▶ Source data:

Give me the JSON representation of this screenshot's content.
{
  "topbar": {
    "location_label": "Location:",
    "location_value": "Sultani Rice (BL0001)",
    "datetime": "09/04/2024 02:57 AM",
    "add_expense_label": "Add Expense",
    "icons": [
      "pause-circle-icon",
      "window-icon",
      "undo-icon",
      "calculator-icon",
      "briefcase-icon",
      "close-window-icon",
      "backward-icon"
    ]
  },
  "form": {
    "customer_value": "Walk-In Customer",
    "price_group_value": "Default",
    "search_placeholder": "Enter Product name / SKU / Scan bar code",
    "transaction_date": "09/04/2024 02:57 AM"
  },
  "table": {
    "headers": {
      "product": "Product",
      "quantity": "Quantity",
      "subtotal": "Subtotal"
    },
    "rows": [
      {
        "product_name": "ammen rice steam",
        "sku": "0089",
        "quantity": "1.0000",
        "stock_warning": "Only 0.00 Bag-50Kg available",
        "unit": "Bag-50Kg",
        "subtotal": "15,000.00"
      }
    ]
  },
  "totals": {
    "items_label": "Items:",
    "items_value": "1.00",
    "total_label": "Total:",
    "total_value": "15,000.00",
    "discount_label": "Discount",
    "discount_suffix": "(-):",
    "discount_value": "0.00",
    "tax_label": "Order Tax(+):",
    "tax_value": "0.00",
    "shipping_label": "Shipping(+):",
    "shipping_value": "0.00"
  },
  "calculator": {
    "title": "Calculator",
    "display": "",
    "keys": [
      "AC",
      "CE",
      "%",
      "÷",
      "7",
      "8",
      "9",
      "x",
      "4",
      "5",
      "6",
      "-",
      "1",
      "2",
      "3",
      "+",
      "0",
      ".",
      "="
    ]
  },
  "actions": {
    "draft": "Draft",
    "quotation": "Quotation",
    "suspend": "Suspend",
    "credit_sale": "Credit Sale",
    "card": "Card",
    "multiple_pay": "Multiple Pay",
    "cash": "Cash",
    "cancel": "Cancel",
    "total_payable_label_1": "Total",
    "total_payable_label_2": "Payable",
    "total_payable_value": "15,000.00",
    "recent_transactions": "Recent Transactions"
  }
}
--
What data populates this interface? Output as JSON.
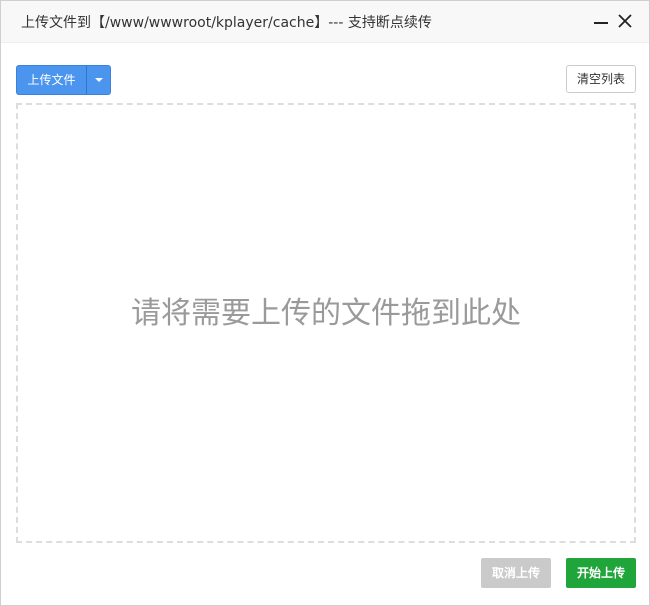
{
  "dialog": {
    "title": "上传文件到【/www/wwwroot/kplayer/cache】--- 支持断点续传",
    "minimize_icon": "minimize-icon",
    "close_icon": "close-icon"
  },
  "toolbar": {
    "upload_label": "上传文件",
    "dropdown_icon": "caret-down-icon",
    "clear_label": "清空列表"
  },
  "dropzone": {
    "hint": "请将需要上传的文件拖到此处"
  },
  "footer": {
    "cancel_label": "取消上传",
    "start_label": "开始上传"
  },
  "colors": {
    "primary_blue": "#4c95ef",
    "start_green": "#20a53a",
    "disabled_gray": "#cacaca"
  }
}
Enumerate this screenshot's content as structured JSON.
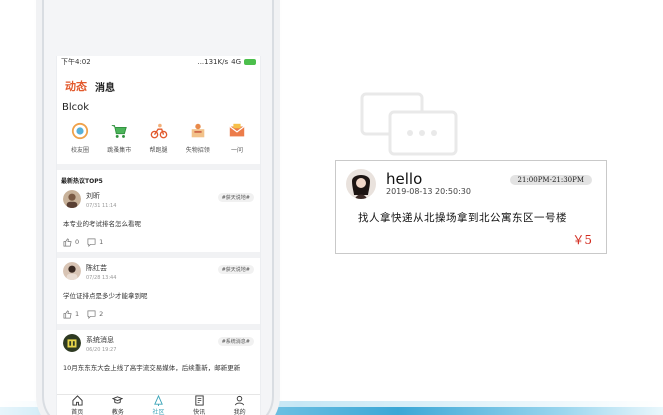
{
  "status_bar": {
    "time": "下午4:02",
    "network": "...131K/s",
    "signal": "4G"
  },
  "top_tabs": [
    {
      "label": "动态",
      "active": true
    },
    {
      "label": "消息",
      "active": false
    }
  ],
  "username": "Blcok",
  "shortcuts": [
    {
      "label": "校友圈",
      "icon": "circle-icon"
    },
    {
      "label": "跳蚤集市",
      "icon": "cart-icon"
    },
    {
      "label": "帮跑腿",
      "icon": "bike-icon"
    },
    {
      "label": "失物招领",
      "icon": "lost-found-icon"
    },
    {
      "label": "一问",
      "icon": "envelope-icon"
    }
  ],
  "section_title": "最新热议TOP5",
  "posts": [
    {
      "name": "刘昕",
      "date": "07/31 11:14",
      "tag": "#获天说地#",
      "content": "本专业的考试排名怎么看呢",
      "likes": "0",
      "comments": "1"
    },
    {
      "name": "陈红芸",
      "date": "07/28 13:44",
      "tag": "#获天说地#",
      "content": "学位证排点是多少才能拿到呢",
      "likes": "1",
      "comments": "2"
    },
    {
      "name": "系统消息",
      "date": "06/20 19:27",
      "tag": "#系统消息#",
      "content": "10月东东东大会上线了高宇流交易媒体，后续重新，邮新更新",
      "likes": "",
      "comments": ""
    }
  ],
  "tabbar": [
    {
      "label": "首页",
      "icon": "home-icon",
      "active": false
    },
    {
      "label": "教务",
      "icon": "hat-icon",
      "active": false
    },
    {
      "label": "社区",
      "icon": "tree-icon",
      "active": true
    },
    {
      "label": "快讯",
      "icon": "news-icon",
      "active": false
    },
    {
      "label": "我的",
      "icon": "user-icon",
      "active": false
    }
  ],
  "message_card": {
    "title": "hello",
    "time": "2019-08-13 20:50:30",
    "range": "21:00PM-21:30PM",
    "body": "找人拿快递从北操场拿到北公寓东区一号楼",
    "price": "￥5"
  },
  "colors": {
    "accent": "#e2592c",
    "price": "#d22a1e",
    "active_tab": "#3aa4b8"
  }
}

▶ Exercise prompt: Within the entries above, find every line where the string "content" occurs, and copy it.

▶ Solution:
Give me the JSON representation of this screenshot's content.
Enumerate this screenshot's content as structured JSON.
      "content": "本专业的考试排名怎么看呢",
      "content": "学位证排点是多少才能拿到呢",
      "content": "10月东东东大会上线了高宇流交易媒体，后续重新，邮新更新",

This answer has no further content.